Of course, using the power of a modern sequencer extends beyond naming events. Installing a lighting controller can be accomplished with just a little rewiring of your MIDI system, though this is much easier if your MIDI switching matrix box is controlled by a computer. Being able to quickly wire up and verify that something is working in this way can save a lot of time and effort.

    Stage lighting systems are a bit like a view into a world where MIDI was never invented. Several competing proprietary analogue and digital control systems mix and match with each other and also with some emerging standards. MIDI provides some hooks into lighting systems, but on a small scale, a stand‑alone, MIDI sequencer‑driven lighting controller box offers an opportunity to improve stage presence without breaking the bank. And there are probably a few fun things that can be arranged with switchable mains power supplies: bubble machines, TVs, sirens, explosions and flashes... If you were to go looking for a MIDI‑controlled flashing light, you would probably be unsuccessful, but with a 12V transformer and a rotating beacon from the RS catalogue, you can be there. It adds a new meaning to multimedia, doesn't it?

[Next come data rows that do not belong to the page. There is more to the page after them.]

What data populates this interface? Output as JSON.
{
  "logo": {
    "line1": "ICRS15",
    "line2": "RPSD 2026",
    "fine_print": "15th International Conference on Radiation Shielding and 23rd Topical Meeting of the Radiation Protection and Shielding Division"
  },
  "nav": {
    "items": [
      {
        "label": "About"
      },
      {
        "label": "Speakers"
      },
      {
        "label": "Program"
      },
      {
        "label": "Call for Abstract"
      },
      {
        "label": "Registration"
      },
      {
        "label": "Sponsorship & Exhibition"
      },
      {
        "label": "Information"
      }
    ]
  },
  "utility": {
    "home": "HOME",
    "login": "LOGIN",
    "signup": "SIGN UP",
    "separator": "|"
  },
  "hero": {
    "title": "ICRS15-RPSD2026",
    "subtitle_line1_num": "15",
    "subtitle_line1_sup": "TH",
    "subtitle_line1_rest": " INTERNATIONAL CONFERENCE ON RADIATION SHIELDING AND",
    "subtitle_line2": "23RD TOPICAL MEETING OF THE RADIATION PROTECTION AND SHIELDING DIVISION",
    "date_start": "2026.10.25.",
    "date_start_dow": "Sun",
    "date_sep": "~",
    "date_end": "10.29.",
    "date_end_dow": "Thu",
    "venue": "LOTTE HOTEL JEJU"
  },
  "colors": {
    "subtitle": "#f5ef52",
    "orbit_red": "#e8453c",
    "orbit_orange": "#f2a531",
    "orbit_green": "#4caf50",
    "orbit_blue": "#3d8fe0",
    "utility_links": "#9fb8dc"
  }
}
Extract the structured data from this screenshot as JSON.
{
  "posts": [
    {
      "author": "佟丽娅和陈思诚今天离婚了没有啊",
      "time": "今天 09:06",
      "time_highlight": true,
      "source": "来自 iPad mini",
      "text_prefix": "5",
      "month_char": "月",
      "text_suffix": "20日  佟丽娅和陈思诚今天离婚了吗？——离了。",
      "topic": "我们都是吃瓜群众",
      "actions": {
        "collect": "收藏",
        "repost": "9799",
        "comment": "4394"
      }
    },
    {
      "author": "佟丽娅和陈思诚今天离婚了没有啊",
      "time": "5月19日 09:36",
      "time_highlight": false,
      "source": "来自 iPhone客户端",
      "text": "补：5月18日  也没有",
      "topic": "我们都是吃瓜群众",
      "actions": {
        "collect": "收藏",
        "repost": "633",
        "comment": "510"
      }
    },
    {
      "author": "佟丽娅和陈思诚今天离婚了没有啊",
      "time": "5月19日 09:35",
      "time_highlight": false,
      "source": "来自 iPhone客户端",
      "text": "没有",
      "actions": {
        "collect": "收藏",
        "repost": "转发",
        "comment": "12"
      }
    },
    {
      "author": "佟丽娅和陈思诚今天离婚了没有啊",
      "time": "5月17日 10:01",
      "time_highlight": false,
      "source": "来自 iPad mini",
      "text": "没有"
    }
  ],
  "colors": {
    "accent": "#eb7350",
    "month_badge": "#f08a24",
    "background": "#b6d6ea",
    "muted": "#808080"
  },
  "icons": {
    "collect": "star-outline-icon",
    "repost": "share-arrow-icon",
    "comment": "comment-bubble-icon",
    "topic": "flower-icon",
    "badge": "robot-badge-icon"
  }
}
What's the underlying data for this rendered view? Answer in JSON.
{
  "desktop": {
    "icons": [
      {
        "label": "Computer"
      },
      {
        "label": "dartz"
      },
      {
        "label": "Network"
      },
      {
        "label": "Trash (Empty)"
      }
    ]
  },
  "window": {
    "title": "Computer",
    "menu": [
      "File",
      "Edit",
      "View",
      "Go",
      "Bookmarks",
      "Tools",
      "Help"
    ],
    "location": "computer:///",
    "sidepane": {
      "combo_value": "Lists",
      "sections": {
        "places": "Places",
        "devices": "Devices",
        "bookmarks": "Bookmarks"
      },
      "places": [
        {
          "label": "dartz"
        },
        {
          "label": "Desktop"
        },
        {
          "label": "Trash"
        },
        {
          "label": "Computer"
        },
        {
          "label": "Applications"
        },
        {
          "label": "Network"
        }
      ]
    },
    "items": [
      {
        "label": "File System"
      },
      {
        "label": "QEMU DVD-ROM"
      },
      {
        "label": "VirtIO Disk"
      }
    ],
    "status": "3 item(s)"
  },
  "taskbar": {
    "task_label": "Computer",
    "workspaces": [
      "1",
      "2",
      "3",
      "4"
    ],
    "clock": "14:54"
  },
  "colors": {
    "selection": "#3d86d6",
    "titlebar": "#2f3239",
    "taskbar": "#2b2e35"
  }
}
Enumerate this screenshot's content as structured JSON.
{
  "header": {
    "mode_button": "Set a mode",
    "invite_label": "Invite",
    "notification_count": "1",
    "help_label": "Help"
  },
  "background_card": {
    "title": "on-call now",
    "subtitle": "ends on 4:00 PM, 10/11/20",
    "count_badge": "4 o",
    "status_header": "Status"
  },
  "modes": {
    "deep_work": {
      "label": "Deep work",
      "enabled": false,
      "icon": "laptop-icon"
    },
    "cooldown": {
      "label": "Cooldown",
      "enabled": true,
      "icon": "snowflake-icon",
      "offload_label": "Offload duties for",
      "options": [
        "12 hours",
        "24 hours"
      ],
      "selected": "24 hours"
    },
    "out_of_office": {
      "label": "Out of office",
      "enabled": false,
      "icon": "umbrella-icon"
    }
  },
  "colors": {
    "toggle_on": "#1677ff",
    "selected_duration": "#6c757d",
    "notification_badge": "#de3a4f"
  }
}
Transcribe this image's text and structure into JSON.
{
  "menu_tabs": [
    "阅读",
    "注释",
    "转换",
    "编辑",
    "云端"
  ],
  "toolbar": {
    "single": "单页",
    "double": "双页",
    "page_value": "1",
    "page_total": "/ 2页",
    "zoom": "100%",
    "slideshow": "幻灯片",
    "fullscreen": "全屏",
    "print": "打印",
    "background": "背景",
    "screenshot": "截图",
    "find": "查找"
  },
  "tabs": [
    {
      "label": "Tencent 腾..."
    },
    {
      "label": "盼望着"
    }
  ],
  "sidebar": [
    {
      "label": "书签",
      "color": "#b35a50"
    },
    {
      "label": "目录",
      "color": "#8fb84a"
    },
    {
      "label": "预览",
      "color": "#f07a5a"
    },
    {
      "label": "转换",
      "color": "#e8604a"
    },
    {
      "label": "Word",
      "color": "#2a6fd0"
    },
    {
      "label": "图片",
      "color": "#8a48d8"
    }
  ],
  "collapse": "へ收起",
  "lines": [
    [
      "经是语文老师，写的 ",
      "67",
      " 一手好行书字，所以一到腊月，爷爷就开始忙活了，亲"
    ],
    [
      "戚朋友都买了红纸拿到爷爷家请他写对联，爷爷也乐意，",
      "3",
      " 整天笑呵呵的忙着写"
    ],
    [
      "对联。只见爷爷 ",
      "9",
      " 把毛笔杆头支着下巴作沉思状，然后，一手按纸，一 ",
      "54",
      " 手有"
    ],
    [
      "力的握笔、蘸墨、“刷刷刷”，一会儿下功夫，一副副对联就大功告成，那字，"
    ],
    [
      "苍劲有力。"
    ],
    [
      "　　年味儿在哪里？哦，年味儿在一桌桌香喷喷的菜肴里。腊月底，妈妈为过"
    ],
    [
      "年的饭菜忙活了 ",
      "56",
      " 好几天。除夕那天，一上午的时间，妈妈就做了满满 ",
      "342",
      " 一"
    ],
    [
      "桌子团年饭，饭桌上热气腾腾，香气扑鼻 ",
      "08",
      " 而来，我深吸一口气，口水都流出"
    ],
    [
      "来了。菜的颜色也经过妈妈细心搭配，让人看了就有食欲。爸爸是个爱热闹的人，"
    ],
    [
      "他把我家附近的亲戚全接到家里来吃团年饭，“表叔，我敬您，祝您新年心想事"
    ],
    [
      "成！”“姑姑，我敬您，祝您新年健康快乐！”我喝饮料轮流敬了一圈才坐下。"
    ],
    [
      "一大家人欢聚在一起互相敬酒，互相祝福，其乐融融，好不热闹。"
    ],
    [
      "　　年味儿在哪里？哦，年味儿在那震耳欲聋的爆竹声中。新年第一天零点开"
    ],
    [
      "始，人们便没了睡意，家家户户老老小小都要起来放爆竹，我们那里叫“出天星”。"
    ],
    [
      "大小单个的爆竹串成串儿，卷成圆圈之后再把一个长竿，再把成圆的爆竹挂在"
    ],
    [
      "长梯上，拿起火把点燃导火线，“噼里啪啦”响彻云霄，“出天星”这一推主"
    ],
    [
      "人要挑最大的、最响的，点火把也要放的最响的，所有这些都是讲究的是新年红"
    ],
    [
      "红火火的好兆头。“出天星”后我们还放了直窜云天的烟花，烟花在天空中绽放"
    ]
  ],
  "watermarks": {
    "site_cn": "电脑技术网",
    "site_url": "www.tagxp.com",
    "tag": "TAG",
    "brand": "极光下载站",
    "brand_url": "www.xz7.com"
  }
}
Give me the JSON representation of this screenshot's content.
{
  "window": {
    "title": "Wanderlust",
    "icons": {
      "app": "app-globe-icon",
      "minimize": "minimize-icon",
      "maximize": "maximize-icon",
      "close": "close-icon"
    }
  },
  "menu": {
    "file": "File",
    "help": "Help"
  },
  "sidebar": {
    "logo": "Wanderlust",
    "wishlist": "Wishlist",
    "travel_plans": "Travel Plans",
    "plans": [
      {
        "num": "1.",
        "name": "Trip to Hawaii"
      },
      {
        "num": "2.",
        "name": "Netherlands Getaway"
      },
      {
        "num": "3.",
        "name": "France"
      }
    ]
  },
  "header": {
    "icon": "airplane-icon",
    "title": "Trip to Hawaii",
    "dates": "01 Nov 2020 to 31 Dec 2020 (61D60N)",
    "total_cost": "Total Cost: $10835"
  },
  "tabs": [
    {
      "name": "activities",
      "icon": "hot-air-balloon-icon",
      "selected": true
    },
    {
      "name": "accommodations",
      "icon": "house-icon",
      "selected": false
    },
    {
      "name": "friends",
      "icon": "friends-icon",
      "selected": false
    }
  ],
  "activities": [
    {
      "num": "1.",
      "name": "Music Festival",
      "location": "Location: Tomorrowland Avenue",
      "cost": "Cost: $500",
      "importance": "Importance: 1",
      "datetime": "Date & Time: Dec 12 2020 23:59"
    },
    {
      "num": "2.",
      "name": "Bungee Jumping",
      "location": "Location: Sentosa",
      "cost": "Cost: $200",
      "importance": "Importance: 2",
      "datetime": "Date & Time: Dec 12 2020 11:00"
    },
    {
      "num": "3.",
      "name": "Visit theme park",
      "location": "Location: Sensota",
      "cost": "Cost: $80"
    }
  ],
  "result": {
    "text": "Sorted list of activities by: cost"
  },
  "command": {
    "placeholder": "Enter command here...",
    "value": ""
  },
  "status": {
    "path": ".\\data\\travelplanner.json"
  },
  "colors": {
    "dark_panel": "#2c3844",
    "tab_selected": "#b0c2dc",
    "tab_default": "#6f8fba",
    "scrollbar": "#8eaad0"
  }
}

Program Changes

  • 1 All Off
  • 2‑10 GM Drums on Channel 10
  • 11‑14 Yamaha Drums on Channel 16
  • 15‑18 Korg Drums on Channel 8
  • 19‑30 Keyboard maps for 8 notes (on control channel)
  • 31‑80 Preset Scenes
  • 81‑96 Preset Chases
  • 97 Start Chase
  • 98 Stop Chase
  • 99 Start Strobe
  • 100‑116 Choose Intensity Ramp (100 = fastest)
  • 117 Select Factory Presets (no effect on Starlite)
  • 118 8th notes MIDI Clock
  • 119 quarter notes MIDI Clock
  • 120 half notes MIDI Clock
  • 121‑127 Future enhancements


  • No frills lighting control.
  • Eight channels of 300W = 2.4kW.
  • Responds to MIDI Notes and Program Changes.
  • GM Compatible drum mode.


  • No mains power switch.
  • Small channel LEDs.


Some initial effort is required to set up your sequencer with meaningful program names, but once this is done, Starlite provides a neat and very inexpensive way of adding a relatively sophisticated light show to your MIDI setup.